START AVAILABLE RECORDS

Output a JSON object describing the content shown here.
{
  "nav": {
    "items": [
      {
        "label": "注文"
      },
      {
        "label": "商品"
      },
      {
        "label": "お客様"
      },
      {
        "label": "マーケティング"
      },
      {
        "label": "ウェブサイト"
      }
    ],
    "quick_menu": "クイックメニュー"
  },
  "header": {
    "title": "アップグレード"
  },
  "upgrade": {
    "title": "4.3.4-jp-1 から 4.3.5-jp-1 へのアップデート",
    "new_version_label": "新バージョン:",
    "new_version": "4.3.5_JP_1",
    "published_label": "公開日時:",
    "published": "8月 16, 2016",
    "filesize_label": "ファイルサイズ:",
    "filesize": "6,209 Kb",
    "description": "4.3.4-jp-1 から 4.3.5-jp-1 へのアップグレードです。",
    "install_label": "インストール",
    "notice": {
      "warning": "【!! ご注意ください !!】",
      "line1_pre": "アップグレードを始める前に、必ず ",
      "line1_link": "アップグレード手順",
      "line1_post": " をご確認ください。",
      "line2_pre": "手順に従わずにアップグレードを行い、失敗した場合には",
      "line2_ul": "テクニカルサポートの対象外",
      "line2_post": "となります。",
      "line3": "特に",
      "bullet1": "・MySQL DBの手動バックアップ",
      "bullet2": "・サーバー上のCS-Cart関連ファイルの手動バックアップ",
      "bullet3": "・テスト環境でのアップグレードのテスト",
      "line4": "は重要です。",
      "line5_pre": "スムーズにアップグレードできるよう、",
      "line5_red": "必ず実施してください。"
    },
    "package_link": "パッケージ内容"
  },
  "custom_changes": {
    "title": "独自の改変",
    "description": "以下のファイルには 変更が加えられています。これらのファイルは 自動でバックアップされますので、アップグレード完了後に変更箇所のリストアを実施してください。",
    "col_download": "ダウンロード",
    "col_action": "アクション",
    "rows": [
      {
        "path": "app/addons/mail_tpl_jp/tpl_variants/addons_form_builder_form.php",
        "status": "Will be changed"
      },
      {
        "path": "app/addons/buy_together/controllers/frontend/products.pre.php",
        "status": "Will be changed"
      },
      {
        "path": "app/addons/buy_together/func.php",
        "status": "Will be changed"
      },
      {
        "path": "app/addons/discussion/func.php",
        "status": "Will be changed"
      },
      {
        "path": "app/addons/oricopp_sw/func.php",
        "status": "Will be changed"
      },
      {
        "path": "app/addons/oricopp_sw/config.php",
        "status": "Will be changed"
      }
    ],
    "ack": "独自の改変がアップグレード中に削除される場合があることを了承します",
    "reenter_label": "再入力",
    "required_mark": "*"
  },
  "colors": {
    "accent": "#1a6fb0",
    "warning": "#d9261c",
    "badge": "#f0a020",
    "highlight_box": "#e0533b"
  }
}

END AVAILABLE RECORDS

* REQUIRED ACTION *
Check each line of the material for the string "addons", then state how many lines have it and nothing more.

* ANSWER SECTION *
6